[Records contained in a dataset]
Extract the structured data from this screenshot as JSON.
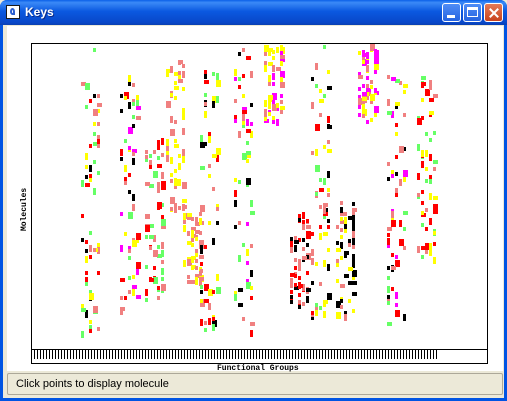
{
  "window": {
    "title": "Keys"
  },
  "plot": {
    "ylabel": "Molecules",
    "xlabel": "Functional Groups"
  },
  "status": {
    "text": "Click points to display molecule"
  },
  "colors": {
    "red": "#ff0000",
    "salmon": "#f08080",
    "yellow": "#ffff00",
    "green": "#66ff66",
    "magenta": "#ff00ff",
    "black": "#000000"
  },
  "chart_data": {
    "type": "heatmap",
    "xlabel": "Functional Groups",
    "ylabel": "Molecules",
    "clusters": [
      {
        "x": 0.13,
        "y": 0.0,
        "h": 0.95,
        "colors": [
          "salmon",
          "yellow",
          "red",
          "green",
          "black"
        ]
      },
      {
        "x": 0.22,
        "y": 0.08,
        "h": 0.83,
        "colors": [
          "salmon",
          "red",
          "yellow",
          "green",
          "magenta",
          "black"
        ]
      },
      {
        "x": 0.28,
        "y": 0.3,
        "h": 0.55,
        "colors": [
          "red",
          "salmon",
          "green"
        ]
      },
      {
        "x": 0.33,
        "y": 0.05,
        "h": 0.5,
        "colors": [
          "yellow",
          "salmon"
        ]
      },
      {
        "x": 0.37,
        "y": 0.55,
        "h": 0.25,
        "colors": [
          "yellow",
          "salmon"
        ]
      },
      {
        "x": 0.41,
        "y": 0.05,
        "h": 0.9,
        "colors": [
          "yellow",
          "salmon",
          "red",
          "black",
          "green"
        ]
      },
      {
        "x": 0.49,
        "y": 0.0,
        "h": 0.95,
        "colors": [
          "salmon",
          "red",
          "yellow",
          "green",
          "black",
          "magenta"
        ]
      },
      {
        "x": 0.56,
        "y": 0.0,
        "h": 0.25,
        "colors": [
          "magenta",
          "salmon",
          "yellow"
        ]
      },
      {
        "x": 0.62,
        "y": 0.55,
        "h": 0.3,
        "colors": [
          "black",
          "salmon",
          "red"
        ]
      },
      {
        "x": 0.67,
        "y": 0.0,
        "h": 0.9,
        "colors": [
          "salmon",
          "red",
          "yellow",
          "green",
          "black"
        ]
      },
      {
        "x": 0.73,
        "y": 0.5,
        "h": 0.4,
        "colors": [
          "black",
          "yellow",
          "salmon"
        ]
      },
      {
        "x": 0.78,
        "y": 0.0,
        "h": 0.25,
        "colors": [
          "salmon",
          "yellow",
          "magenta"
        ]
      },
      {
        "x": 0.85,
        "y": 0.1,
        "h": 0.85,
        "colors": [
          "red",
          "salmon",
          "green",
          "yellow",
          "black",
          "magenta"
        ]
      },
      {
        "x": 0.92,
        "y": 0.1,
        "h": 0.6,
        "colors": [
          "red",
          "salmon",
          "green",
          "yellow"
        ]
      }
    ]
  }
}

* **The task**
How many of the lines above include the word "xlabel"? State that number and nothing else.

* **Written reply**
2